## About this exercise
From first line to last, retype the data exactly.
# # # #
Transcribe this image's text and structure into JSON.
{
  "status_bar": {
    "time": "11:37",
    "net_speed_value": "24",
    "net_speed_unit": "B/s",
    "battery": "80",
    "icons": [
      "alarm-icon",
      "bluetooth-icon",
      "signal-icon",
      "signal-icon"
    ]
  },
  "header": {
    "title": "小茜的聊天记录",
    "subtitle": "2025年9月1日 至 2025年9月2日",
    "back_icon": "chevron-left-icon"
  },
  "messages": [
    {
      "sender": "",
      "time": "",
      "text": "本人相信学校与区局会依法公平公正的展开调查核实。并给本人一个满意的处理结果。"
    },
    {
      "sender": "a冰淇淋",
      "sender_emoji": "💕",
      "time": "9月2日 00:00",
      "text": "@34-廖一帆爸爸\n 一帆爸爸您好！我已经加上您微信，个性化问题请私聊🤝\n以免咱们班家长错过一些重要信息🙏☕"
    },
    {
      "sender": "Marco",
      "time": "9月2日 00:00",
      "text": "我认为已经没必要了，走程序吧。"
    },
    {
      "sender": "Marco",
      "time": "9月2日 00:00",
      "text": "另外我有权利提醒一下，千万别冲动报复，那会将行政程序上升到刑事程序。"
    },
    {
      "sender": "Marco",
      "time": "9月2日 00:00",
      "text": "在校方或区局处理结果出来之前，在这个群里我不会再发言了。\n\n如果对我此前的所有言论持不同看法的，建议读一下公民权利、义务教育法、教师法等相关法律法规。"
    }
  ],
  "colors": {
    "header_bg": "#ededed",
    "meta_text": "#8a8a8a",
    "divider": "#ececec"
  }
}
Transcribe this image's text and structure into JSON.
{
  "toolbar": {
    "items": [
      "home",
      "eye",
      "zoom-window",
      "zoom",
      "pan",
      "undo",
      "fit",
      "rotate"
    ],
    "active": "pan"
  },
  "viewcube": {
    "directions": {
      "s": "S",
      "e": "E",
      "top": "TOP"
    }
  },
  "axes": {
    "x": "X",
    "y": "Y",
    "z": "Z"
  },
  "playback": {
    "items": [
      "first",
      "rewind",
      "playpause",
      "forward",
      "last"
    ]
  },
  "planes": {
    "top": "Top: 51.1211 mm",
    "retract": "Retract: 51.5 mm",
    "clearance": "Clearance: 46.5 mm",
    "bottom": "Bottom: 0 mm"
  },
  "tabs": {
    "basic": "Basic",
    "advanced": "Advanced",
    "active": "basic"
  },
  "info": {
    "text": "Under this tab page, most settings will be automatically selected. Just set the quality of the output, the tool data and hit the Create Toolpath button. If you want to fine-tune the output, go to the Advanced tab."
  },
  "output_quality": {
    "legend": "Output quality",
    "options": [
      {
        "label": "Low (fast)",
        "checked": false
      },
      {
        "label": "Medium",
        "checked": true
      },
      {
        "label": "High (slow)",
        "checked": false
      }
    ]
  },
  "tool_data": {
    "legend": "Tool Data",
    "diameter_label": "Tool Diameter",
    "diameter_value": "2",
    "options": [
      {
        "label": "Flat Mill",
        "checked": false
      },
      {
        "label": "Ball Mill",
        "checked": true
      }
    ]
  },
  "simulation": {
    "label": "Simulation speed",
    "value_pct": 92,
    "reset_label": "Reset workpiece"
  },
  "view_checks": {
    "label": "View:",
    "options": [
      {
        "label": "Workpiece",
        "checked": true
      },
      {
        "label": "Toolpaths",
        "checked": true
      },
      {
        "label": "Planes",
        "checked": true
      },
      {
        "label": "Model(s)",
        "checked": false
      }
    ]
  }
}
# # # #
## Result of this exercise
Transcribe this image's text and structure into JSON.
{
  "status_bar": {
    "time": "11:37",
    "net_speed_value": "24",
    "net_speed_unit": "B/s",
    "battery": "80",
    "icons": [
      "alarm-icon",
      "bluetooth-icon",
      "signal-icon",
      "signal-icon"
    ]
  },
  "header": {
    "title": "小茜的聊天记录",
    "subtitle": "2025年9月1日 至 2025年9月2日",
    "back_icon": "chevron-left-icon"
  },
  "messages": [
    {
      "sender": "",
      "time": "",
      "text": "本人相信学校与区局会依法公平公正的展开调查核实。并给本人一个满意的处理结果。"
    },
    {
      "sender": "a冰淇淋",
      "sender_emoji": "💕",
      "time": "9月2日 00:00",
      "text": "@34-廖一帆爸爸\n 一帆爸爸您好！我已经加上您微信，个性化问题请私聊🤝\n以免咱们班家长错过一些重要信息🙏☕"
    },
    {
      "sender": "Marco",
      "time": "9月2日 00:00",
      "text": "我认为已经没必要了，走程序吧。"
    },
    {
      "sender": "Marco",
      "time": "9月2日 00:00",
      "text": "另外我有权利提醒一下，千万别冲动报复，那会将行政程序上升到刑事程序。"
    },
    {
      "sender": "Marco",
      "time": "9月2日 00:00",
      "text": "在校方或区局处理结果出来之前，在这个群里我不会再发言了。\n\n如果对我此前的所有言论持不同看法的，建议读一下公民权利、义务教育法、教师法等相关法律法规。"
    }
  ],
  "colors": {
    "header_bg": "#ededed",
    "meta_text": "#8a8a8a",
    "divider": "#ececec"
  }
}
Transcribe this image's text and structure into JSON.
{
  "toolbar": {
    "items": [
      "home",
      "eye",
      "zoom-window",
      "zoom",
      "pan",
      "undo",
      "fit",
      "rotate"
    ],
    "active": "pan"
  },
  "viewcube": {
    "directions": {
      "s": "S",
      "e": "E",
      "top": "TOP"
    }
  },
  "axes": {
    "x": "X",
    "y": "Y",
    "z": "Z"
  },
  "playback": {
    "items": [
      "first",
      "rewind",
      "playpause",
      "forward",
      "last"
    ]
  },
  "planes": {
    "top": "Top: 51.1211 mm",
    "retract": "Retract: 51.5 mm",
    "clearance": "Clearance: 46.5 mm",
    "bottom": "Bottom: 0 mm"
  },
  "tabs": {
    "basic": "Basic",
    "advanced": "Advanced",
    "active": "basic"
  },
  "info": {
    "text": "Under this tab page, most settings will be automatically selected. Just set the quality of the output, the tool data and hit the Create Toolpath button. If you want to fine-tune the output, go to the Advanced tab."
  },
  "output_quality": {
    "legend": "Output quality",
    "options": [
      {
        "label": "Low (fast)",
        "checked": false
      },
      {
        "label": "Medium",
        "checked": true
      },
      {
        "label": "High (slow)",
        "checked": false
      }
    ]
  },
  "tool_data": {
    "legend": "Tool Data",
    "diameter_label": "Tool Diameter",
    "diameter_value": "2",
    "options": [
      {
        "label": "Flat Mill",
        "checked": false
      },
      {
        "label": "Ball Mill",
        "checked": true
      }
    ]
  },
  "simulation": {
    "label": "Simulation speed",
    "value_pct": 92,
    "reset_label": "Reset workpiece"
  },
  "view_checks": {
    "label": "View:",
    "options": [
      {
        "label": "Workpiece",
        "checked": true
      },
      {
        "label": "Toolpaths",
        "checked": true
      },
      {
        "label": "Planes",
        "checked": true
      },
      {
        "label": "Model(s)",
        "checked": false
      }
    ]
  }
}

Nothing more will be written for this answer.